The next step is to consider what you know about healthy nutrition. Since you’re visiting The Paleo Diet website, I bet you care about your health and know that nutrition is important to your health. I bet you have some interest in nutrition and maybe some opinions on what foods are healthy and which are not. We are here for you!
Consider these questions:
- What are your go-to sources for carbohydrate, protein, and fat?
- Specifically, figure out a top-three list for each nutrient.
- How do your work and your life schedule make it easier or harder to eat healthy foods?
- How would you describe your current eating habits? Healthy? Not that healthy?
- What are your main hurdles to eating better?
- What support do you have in eating healthier? Are your friends and family healthy or unhealthy eaters?
Bringing Steps 1-3 Together
I’ve worked through the gap analysis, goal setting, and nutrition planning process with hundreds of people in my career as a sports nutritionist. That experience has helped me identify patterns and pitfalls. Now I’d like to share some insights that may help you apply this process to your nutrition goals.
Let’s start by looking at student-athletes, a group that often experiences real challenges to healthy eating. When we review the questions above, I see these key points:
- Students tend to eat the same foods over and over. That gives them an excellent opportunity for improvement simply by diversifying their menu.
- Students are often so busy they do not prioritize eating well. Getting ready for school, going through a full day, getting to practice or other extracurricular activities, and then getting home for dinner and homework can quickly swallow an entire day. Nutrition is often an after-thought.
I also work with adult athletes who have built up a solid understanding of healthy eating practices, but they strive to eat only what they consider “healthy/clean” foods. This can limit the range of foods they eat and that can sometimes mean not eating enough food to perform well in sports or life. This group of athletes often feel as if they are unable to include certain energy-rich fuel sources (e.g., grains) that are necessary to support their training. They may consume a lot of low-calorie vegetables (great for health!), but in so doing they miss on the total energy intake they need (not great for training!). With these adult athletes, I try to transform their thinking:
- Eat Paleo as much as you can, but whatever you do, don’t eat too little. Think of food as fuel. What you eat is important, but you also need to eat enough. Dr. Lorden Cordain’s book The Paleo Diet for Athletes with Joe Friel lays out a good template to healthier eating for athletes.

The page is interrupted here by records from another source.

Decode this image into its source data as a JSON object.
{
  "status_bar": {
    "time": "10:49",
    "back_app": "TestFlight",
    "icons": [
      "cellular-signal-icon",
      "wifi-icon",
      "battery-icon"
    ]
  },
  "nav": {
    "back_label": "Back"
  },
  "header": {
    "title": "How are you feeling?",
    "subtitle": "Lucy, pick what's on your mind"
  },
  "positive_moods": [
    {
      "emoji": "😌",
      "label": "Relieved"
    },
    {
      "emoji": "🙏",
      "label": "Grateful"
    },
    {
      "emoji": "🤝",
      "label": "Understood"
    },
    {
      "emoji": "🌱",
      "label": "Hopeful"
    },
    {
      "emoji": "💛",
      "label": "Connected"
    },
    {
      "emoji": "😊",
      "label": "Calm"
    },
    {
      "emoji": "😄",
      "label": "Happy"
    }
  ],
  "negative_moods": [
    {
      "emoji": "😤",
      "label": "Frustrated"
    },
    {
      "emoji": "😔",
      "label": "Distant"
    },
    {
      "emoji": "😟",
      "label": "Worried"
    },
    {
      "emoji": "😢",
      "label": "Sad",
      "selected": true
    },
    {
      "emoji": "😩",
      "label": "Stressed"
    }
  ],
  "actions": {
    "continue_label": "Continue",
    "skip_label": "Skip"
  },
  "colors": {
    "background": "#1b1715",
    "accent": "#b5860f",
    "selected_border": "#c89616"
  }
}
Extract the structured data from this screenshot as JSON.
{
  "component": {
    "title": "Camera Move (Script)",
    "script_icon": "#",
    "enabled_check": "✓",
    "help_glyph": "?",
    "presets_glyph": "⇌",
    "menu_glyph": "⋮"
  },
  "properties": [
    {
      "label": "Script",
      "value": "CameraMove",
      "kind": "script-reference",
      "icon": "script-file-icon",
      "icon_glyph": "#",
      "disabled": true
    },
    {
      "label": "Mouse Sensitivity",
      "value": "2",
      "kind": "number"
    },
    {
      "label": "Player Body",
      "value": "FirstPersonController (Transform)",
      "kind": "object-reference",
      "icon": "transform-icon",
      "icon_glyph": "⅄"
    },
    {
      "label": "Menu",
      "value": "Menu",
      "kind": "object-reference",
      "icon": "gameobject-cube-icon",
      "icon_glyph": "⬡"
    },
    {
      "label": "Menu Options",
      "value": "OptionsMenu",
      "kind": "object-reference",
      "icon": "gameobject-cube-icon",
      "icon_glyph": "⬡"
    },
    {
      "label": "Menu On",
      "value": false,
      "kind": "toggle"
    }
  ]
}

These simple changes in approach can make a big difference.
Step 4: Create a Healthier Nutrition Plan
Now that you’ve taken stock of you pantry and fridge, considered your kitchen layout, and thought about your healthy eating challenges and support network, it’s time to make a plan to improve your diet quality.
And that’s what The Paleo Diet is all about. Here are some resources to help you get moving in the right direction:
How to Go Paleo: A basic, 10-page guide to trying out The Paleo Diet for the first time. Includes how to shop, what to expect, and lots of starting points.
The Official Paleo Grocery List: Our printable list for trips to the store or to help with online grocery orders
7-Day Paleo Meal Plan: Test out your kitchen work triangle with this free downloadable pdf (ideal for use on a tablet). Includes meal ideas and step-by-step recipes.
What to Eat This Week: Follow this series for a full year of weekly meal ideas.
How to Practice The Paleo Diet: A more in-depth look at ways to transition onto a healthier diet with weekly guides for newcomers and experienced Paleo eaters.